When the cherries are in bloom I am often reminded of this celebration of springtime.
Loveliest of trees, the cherry now
Is hung with bloom along the bough,
And stands about the woodland ride
Wearing white for Eastertide.
Now, of my three score years and ten,
Twenty will not come again,
And take from seventy springs a score,
It only leaves me fifty more.
And since to look at things in bloom
Fifty springs are little room,
About the woodlands I will go
To see the cherry hung with snow. — A.E. Housman
It’s the sort of enchanting notion that can get you out and about on an Easter morning. And when I did so I was immediately rewarded by a visit from an Angel, Wuhan Angel to be specific.
I’ve had a fitful relationship with the Iris Japonica because the other cultivar that I have is fairly aggressive and I’ve banned it to the shade garden reserved for thugs. I haven’t seen blooms on it for years and I was thinking of taking it out of even that hidden spot until I saw this morning’s white angel and so I went back to check on it and found that it too is coming into bloom, probably by tomorrow, and it is appropriately named ‘Eco Easter’ courtesy of Plant Delights.
There were other benefits of this morning’s walk around the yard.
Two more Peonies had their first blossoms (P. caucausica bloomed last week)
This is a spectacular species tree peony.
It’s also blooming time for the merry bells and fairy bells
It’s easy to confuse these with the Disporum flavens (Fairy Bells) which blooms at the same time. But an easy way to see the difference is to note that the flowering stem comes from within the leaf on the Uvularia. The Disporum flavens is also simply more floriferous.
Nearby the first of the arisaemas is getting ready to strut it’s stuff.
And the white glaucidium is a dramatic addition.
Under the Kousa Dogwood there is planting of tulips that is commanding attention right now.

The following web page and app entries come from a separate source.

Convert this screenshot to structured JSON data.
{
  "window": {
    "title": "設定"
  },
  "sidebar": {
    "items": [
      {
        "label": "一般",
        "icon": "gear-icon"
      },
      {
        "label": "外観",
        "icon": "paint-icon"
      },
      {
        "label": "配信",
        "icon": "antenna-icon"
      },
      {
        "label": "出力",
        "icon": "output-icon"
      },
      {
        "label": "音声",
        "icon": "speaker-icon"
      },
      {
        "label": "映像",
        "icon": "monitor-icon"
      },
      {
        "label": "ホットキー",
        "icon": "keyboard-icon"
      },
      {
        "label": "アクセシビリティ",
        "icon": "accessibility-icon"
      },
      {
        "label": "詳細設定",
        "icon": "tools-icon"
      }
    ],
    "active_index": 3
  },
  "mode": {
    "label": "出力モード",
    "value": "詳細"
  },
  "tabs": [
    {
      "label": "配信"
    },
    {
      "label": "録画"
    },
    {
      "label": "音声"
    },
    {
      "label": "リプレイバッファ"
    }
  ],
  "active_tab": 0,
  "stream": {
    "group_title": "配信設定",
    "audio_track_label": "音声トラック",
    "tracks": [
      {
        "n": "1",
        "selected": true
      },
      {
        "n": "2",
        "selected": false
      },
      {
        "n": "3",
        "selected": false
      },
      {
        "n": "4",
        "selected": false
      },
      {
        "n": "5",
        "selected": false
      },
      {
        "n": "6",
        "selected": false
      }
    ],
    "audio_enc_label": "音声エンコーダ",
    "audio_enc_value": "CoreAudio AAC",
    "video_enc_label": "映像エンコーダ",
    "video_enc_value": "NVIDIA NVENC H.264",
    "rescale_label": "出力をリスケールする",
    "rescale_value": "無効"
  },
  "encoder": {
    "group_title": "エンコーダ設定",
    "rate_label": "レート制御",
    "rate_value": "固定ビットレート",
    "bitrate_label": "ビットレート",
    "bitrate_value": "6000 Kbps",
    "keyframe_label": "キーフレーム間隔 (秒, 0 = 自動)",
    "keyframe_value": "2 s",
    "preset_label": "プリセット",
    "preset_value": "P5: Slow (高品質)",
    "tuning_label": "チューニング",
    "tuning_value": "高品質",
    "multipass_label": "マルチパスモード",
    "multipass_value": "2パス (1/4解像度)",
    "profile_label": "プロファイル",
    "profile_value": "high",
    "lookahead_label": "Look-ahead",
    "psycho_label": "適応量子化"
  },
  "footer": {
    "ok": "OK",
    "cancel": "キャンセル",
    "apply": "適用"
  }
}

Let me close this Easter message with a peek at the Alpine bed which is accented at the moment by a fully open display of Delosperma